[Page and application data records]
########

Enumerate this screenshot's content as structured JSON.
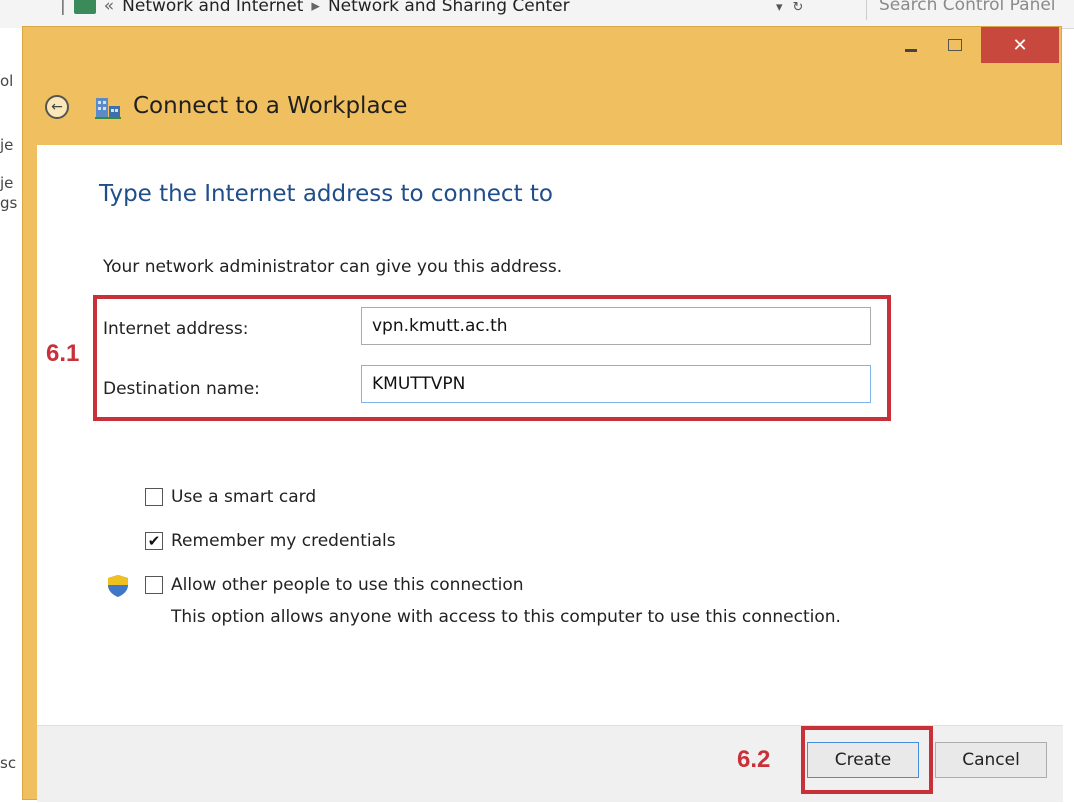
{
  "background": {
    "breadcrumb": [
      "Network and Internet",
      "Network and Sharing Center"
    ],
    "search_placeholder": "Search Control Panel",
    "sidebar_fragments": [
      "ol",
      "je",
      "je",
      "gs",
      "sc"
    ]
  },
  "dialog": {
    "title": "Connect to a Workplace",
    "close_glyph": "✕",
    "back_glyph": "←",
    "heading": "Type the Internet address to connect to",
    "subtext": "Your network administrator can give you this address.",
    "internet_address_label": "Internet address:",
    "internet_address_value": "vpn.kmutt.ac.th",
    "destination_name_label": "Destination name:",
    "destination_name_value": "KMUTTVPN",
    "options": [
      {
        "label": "Use a smart card",
        "checked": false
      },
      {
        "label": "Remember my credentials",
        "checked": true
      },
      {
        "label": "Allow other people to use this connection",
        "checked": false
      }
    ],
    "allow_note": "This option allows anyone with access to this computer to use this connection.",
    "create_label": "Create",
    "cancel_label": "Cancel"
  },
  "annotations": {
    "step_1": "6.1",
    "step_2": "6.2"
  },
  "colors": {
    "dialog_frame": "#f0c060",
    "close_button": "#c9483e",
    "heading": "#1f4e8a",
    "annotation": "#c8303a"
  }
}
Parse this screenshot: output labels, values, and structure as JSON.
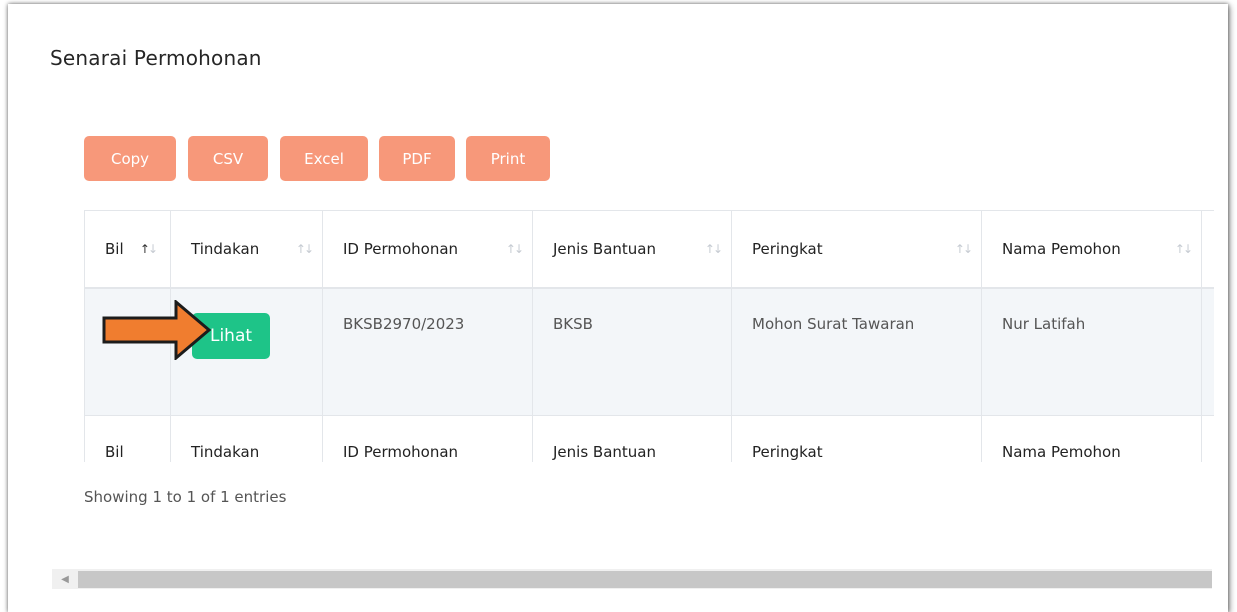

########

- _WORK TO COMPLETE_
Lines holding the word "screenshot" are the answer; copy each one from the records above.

- _ANSWER SPACE_
Enumerate this screenshot's content as structured JSON.
Parse this screenshot: output labels, values, and structure as JSON.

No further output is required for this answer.